• Work instructions
Every line of the entries that holds the word "ΘΕΟΣ" is to be copied.
Data records START
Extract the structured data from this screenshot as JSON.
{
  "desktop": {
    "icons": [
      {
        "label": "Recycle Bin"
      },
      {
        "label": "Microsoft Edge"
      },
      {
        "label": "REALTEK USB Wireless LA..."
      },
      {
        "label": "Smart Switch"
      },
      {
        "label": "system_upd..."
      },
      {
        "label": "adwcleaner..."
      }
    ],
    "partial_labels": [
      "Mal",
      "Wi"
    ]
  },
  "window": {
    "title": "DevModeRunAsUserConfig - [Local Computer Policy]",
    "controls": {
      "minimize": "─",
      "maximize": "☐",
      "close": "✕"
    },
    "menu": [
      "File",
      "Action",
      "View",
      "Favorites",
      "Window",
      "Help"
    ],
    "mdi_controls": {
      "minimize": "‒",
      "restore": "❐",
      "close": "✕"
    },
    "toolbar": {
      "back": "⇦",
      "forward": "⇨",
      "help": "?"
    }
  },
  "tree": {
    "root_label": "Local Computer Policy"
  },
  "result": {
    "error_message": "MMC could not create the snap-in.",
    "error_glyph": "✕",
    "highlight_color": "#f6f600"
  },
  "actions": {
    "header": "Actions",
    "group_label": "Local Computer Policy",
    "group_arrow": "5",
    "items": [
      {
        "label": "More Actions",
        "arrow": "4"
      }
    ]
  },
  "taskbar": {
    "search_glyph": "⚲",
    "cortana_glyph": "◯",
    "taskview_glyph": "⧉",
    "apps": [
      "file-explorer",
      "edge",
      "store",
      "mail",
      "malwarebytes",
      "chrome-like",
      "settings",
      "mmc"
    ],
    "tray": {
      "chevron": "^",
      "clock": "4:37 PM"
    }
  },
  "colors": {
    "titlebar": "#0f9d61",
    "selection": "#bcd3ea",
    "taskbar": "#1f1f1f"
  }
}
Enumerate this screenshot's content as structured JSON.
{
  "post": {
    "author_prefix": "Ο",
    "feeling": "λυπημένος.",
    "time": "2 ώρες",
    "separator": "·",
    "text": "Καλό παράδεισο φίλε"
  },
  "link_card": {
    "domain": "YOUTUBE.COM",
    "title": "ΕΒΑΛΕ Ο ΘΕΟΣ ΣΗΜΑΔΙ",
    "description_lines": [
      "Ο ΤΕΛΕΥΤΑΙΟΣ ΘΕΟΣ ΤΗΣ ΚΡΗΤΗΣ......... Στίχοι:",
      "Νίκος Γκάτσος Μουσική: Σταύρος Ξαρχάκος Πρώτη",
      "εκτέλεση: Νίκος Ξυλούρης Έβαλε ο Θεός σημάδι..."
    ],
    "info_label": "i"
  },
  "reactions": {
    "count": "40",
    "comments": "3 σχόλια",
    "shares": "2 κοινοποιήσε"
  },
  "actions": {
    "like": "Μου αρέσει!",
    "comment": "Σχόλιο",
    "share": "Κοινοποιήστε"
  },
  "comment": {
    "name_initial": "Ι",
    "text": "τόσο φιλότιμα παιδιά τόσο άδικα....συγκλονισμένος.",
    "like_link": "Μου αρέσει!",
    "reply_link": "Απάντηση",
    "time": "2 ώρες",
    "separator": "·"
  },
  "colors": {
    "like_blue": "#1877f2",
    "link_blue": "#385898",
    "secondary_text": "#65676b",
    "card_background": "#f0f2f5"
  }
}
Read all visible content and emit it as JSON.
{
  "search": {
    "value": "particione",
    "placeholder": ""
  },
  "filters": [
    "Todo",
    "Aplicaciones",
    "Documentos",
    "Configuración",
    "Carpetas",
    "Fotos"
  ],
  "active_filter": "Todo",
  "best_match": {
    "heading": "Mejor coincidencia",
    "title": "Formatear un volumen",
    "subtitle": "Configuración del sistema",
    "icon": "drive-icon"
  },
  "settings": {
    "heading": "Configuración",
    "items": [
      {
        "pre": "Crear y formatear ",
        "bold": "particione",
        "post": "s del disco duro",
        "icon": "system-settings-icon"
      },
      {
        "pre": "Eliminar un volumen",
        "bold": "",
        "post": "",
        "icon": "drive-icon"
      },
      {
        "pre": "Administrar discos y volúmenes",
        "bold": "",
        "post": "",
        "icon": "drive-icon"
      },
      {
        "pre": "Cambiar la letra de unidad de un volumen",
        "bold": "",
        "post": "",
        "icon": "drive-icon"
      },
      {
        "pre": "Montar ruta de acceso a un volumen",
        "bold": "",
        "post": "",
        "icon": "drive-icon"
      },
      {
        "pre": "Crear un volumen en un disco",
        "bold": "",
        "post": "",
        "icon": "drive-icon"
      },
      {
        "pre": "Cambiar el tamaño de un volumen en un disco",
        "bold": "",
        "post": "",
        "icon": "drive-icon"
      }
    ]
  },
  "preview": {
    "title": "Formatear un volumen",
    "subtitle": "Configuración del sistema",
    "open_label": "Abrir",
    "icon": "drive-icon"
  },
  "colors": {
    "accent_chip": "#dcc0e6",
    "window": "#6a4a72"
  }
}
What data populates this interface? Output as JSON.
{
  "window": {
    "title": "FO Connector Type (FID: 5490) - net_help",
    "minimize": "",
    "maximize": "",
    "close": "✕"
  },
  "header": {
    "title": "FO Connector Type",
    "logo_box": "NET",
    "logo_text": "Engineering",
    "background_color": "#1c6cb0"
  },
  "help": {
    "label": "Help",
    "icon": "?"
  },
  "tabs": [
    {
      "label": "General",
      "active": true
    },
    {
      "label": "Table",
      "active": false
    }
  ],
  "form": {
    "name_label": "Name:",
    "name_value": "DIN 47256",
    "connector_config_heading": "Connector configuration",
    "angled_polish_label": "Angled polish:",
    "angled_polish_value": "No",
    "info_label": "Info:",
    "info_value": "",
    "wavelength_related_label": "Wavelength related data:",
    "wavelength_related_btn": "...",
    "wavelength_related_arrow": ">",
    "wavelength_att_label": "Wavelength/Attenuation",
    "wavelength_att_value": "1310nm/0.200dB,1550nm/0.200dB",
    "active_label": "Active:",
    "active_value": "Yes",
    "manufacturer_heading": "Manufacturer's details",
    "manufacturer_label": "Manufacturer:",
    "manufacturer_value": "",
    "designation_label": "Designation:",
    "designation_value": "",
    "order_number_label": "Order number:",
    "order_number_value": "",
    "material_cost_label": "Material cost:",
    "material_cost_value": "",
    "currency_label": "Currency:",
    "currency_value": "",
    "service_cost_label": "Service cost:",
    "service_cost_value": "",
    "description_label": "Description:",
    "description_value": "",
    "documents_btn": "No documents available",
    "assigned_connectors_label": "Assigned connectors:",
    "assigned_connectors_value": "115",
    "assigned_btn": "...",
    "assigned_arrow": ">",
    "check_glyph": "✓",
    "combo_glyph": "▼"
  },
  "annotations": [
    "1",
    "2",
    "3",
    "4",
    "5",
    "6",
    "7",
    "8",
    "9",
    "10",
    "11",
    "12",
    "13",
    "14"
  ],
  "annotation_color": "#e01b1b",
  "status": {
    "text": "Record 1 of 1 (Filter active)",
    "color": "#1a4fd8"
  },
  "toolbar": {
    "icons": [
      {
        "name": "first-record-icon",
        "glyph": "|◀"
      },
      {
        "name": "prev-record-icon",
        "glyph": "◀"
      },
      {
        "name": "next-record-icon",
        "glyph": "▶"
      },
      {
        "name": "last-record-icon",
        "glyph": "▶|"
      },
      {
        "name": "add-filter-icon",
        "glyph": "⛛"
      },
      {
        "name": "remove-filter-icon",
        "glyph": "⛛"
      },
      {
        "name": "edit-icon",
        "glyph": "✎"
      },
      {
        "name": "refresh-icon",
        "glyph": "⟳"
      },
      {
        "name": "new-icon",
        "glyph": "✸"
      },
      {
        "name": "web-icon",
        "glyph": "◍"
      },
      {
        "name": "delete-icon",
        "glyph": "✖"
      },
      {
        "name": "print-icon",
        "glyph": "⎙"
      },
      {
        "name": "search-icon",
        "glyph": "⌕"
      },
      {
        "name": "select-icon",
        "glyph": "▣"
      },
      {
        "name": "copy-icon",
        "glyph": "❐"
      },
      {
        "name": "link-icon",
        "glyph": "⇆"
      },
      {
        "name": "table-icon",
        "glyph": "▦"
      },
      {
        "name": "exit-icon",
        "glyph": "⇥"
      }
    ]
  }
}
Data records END
• Result
    "title": "ΕΒΑΛΕ Ο ΘΕΟΣ ΣΗΜΑΔΙ",
      "Ο ΤΕΛΕΥΤΑΙΟΣ ΘΕΟΣ ΤΗΣ ΚΡΗΤΗΣ......... Στίχοι:",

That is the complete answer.